§ Work request:
Set down every record exactly as it appears.

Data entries
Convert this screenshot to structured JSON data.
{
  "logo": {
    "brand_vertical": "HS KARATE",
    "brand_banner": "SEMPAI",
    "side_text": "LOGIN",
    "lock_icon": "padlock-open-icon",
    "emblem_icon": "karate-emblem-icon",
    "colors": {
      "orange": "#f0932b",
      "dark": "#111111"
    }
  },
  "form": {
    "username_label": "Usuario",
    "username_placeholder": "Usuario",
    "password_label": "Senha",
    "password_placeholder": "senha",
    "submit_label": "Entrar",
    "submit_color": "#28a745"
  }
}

§ Solution:
Convert this screenshot to structured JSON data.
{
  "logo": {
    "brand_vertical": "HS KARATE",
    "brand_banner": "SEMPAI",
    "side_text": "LOGIN",
    "lock_icon": "padlock-open-icon",
    "emblem_icon": "karate-emblem-icon",
    "colors": {
      "orange": "#f0932b",
      "dark": "#111111"
    }
  },
  "form": {
    "username_label": "Usuario",
    "username_placeholder": "Usuario",
    "password_label": "Senha",
    "password_placeholder": "senha",
    "submit_label": "Entrar",
    "submit_color": "#28a745"
  }
}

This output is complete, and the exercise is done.